TASK BRIEF
Please repeat the listing in its entirety, without any alteration.

DATA SHOWN
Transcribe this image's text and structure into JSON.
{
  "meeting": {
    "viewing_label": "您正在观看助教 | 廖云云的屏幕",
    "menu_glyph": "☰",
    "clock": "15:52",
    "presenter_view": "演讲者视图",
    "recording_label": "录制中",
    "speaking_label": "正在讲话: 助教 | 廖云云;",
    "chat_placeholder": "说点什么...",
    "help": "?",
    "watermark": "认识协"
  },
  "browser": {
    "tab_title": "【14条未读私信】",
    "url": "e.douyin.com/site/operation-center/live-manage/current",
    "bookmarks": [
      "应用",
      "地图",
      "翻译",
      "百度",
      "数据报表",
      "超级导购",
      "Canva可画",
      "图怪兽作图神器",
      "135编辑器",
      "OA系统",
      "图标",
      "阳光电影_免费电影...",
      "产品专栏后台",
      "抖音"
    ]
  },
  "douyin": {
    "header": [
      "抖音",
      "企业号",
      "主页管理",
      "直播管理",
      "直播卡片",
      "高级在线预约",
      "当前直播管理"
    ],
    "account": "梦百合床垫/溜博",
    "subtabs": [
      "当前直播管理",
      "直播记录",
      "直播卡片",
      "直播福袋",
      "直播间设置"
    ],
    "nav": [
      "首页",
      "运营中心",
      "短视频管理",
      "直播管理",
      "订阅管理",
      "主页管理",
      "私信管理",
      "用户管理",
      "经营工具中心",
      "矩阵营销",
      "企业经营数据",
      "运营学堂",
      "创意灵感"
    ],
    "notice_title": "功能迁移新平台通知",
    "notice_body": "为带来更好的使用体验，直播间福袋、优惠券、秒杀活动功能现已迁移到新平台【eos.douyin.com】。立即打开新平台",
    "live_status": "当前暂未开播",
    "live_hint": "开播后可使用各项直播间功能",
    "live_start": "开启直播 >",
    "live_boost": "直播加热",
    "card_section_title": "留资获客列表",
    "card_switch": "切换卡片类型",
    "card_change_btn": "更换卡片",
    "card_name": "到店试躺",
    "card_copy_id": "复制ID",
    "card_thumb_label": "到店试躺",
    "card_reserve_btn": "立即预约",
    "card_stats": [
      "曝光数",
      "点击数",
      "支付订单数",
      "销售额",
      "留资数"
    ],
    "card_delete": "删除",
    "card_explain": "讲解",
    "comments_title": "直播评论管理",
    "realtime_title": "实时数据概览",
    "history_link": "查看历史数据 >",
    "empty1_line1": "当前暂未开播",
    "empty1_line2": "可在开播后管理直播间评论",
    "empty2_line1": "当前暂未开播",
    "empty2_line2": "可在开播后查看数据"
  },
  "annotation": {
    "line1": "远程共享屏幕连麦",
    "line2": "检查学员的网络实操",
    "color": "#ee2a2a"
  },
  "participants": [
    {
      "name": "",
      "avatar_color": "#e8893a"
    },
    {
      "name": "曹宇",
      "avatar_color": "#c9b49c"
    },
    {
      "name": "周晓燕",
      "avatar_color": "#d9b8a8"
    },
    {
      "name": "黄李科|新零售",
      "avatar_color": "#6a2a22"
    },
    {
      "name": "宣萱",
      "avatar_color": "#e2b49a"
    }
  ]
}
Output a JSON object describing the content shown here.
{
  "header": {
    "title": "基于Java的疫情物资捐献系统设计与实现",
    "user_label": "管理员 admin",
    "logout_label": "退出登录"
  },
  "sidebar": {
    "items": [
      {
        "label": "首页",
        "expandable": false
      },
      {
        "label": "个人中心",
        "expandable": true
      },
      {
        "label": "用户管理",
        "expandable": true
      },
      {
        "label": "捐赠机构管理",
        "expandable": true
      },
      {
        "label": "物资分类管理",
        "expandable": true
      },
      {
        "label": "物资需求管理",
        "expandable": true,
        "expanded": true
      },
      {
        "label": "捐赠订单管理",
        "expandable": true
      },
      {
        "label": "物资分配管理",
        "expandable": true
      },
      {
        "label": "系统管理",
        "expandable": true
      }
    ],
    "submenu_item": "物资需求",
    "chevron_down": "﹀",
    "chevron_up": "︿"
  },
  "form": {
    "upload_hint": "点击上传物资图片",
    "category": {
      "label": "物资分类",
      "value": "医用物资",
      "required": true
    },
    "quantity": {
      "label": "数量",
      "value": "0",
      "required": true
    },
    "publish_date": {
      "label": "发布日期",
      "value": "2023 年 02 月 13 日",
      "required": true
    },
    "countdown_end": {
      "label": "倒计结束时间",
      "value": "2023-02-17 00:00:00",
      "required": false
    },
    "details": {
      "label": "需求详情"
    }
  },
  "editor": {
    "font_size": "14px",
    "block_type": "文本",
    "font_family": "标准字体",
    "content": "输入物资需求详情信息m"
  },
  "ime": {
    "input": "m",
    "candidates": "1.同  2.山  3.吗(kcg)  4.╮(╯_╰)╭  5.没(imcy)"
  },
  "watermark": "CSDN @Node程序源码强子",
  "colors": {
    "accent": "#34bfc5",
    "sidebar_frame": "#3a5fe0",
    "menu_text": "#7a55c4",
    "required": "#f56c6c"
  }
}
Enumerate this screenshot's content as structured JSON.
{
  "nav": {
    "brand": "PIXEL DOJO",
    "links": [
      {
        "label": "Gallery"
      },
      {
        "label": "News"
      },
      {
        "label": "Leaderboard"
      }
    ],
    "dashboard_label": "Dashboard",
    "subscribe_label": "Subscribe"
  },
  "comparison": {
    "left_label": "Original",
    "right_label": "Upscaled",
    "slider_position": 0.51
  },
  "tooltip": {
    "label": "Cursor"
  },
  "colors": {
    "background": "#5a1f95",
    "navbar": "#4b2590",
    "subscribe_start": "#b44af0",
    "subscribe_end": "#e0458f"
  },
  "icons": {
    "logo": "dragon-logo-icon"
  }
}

REPLY
Transcribe this image's text and structure into JSON.
{
  "meeting": {
    "viewing_label": "您正在观看助教 | 廖云云的屏幕",
    "menu_glyph": "☰",
    "clock": "15:52",
    "presenter_view": "演讲者视图",
    "recording_label": "录制中",
    "speaking_label": "正在讲话: 助教 | 廖云云;",
    "chat_placeholder": "说点什么...",
    "help": "?",
    "watermark": "认识协"
  },
  "browser": {
    "tab_title": "【14条未读私信】",
    "url": "e.douyin.com/site/operation-center/live-manage/current",
    "bookmarks": [
      "应用",
      "地图",
      "翻译",
      "百度",
      "数据报表",
      "超级导购",
      "Canva可画",
      "图怪兽作图神器",
      "135编辑器",
      "OA系统",
      "图标",
      "阳光电影_免费电影...",
      "产品专栏后台",
      "抖音"
    ]
  },
  "douyin": {
    "header": [
      "抖音",
      "企业号",
      "主页管理",
      "直播管理",
      "直播卡片",
      "高级在线预约",
      "当前直播管理"
    ],
    "account": "梦百合床垫/溜博",
    "subtabs": [
      "当前直播管理",
      "直播记录",
      "直播卡片",
      "直播福袋",
      "直播间设置"
    ],
    "nav": [
      "首页",
      "运营中心",
      "短视频管理",
      "直播管理",
      "订阅管理",
      "主页管理",
      "私信管理",
      "用户管理",
      "经营工具中心",
      "矩阵营销",
      "企业经营数据",
      "运营学堂",
      "创意灵感"
    ],
    "notice_title": "功能迁移新平台通知",
    "notice_body": "为带来更好的使用体验，直播间福袋、优惠券、秒杀活动功能现已迁移到新平台【eos.douyin.com】。立即打开新平台",
    "live_status": "当前暂未开播",
    "live_hint": "开播后可使用各项直播间功能",
    "live_start": "开启直播 >",
    "live_boost": "直播加热",
    "card_section_title": "留资获客列表",
    "card_switch": "切换卡片类型",
    "card_change_btn": "更换卡片",
    "card_name": "到店试躺",
    "card_copy_id": "复制ID",
    "card_thumb_label": "到店试躺",
    "card_reserve_btn": "立即预约",
    "card_stats": [
      "曝光数",
      "点击数",
      "支付订单数",
      "销售额",
      "留资数"
    ],
    "card_delete": "删除",
    "card_explain": "讲解",
    "comments_title": "直播评论管理",
    "realtime_title": "实时数据概览",
    "history_link": "查看历史数据 >",
    "empty1_line1": "当前暂未开播",
    "empty1_line2": "可在开播后管理直播间评论",
    "empty2_line1": "当前暂未开播",
    "empty2_line2": "可在开播后查看数据"
  },
  "annotation": {
    "line1": "远程共享屏幕连麦",
    "line2": "检查学员的网络实操",
    "color": "#ee2a2a"
  },
  "participants": [
    {
      "name": "",
      "avatar_color": "#e8893a"
    },
    {
      "name": "曹宇",
      "avatar_color": "#c9b49c"
    },
    {
      "name": "周晓燕",
      "avatar_color": "#d9b8a8"
    },
    {
      "name": "黄李科|新零售",
      "avatar_color": "#6a2a22"
    },
    {
      "name": "宣萱",
      "avatar_color": "#e2b49a"
    }
  ]
}
Output a JSON object describing the content shown here.
{
  "header": {
    "title": "基于Java的疫情物资捐献系统设计与实现",
    "user_label": "管理员 admin",
    "logout_label": "退出登录"
  },
  "sidebar": {
    "items": [
      {
        "label": "首页",
        "expandable": false
      },
      {
        "label": "个人中心",
        "expandable": true
      },
      {
        "label": "用户管理",
        "expandable": true
      },
      {
        "label": "捐赠机构管理",
        "expandable": true
      },
      {
        "label": "物资分类管理",
        "expandable": true
      },
      {
        "label": "物资需求管理",
        "expandable": true,
        "expanded": true
      },
      {
        "label": "捐赠订单管理",
        "expandable": true
      },
      {
        "label": "物资分配管理",
        "expandable": true
      },
      {
        "label": "系统管理",
        "expandable": true
      }
    ],
    "submenu_item": "物资需求",
    "chevron_down": "﹀",
    "chevron_up": "︿"
  },
  "form": {
    "upload_hint": "点击上传物资图片",
    "category": {
      "label": "物资分类",
      "value": "医用物资",
      "required": true
    },
    "quantity": {
      "label": "数量",
      "value": "0",
      "required": true
    },
    "publish_date": {
      "label": "发布日期",
      "value": "2023 年 02 月 13 日",
      "required": true
    },
    "countdown_end": {
      "label": "倒计结束时间",
      "value": "2023-02-17 00:00:00",
      "required": false
    },
    "details": {
      "label": "需求详情"
    }
  },
  "editor": {
    "font_size": "14px",
    "block_type": "文本",
    "font_family": "标准字体",
    "content": "输入物资需求详情信息m"
  },
  "ime": {
    "input": "m",
    "candidates": "1.同  2.山  3.吗(kcg)  4.╮(╯_╰)╭  5.没(imcy)"
  },
  "watermark": "CSDN @Node程序源码强子",
  "colors": {
    "accent": "#34bfc5",
    "sidebar_frame": "#3a5fe0",
    "menu_text": "#7a55c4",
    "required": "#f56c6c"
  }
}
Enumerate this screenshot's content as structured JSON.
{
  "nav": {
    "brand": "PIXEL DOJO",
    "links": [
      {
        "label": "Gallery"
      },
      {
        "label": "News"
      },
      {
        "label": "Leaderboard"
      }
    ],
    "dashboard_label": "Dashboard",
    "subscribe_label": "Subscribe"
  },
  "comparison": {
    "left_label": "Original",
    "right_label": "Upscaled",
    "slider_position": 0.51
  },
  "tooltip": {
    "label": "Cursor"
  },
  "colors": {
    "background": "#5a1f95",
    "navbar": "#4b2590",
    "subscribe_start": "#b44af0",
    "subscribe_end": "#e0458f"
  },
  "icons": {
    "logo": "dragon-logo-icon"
  }
}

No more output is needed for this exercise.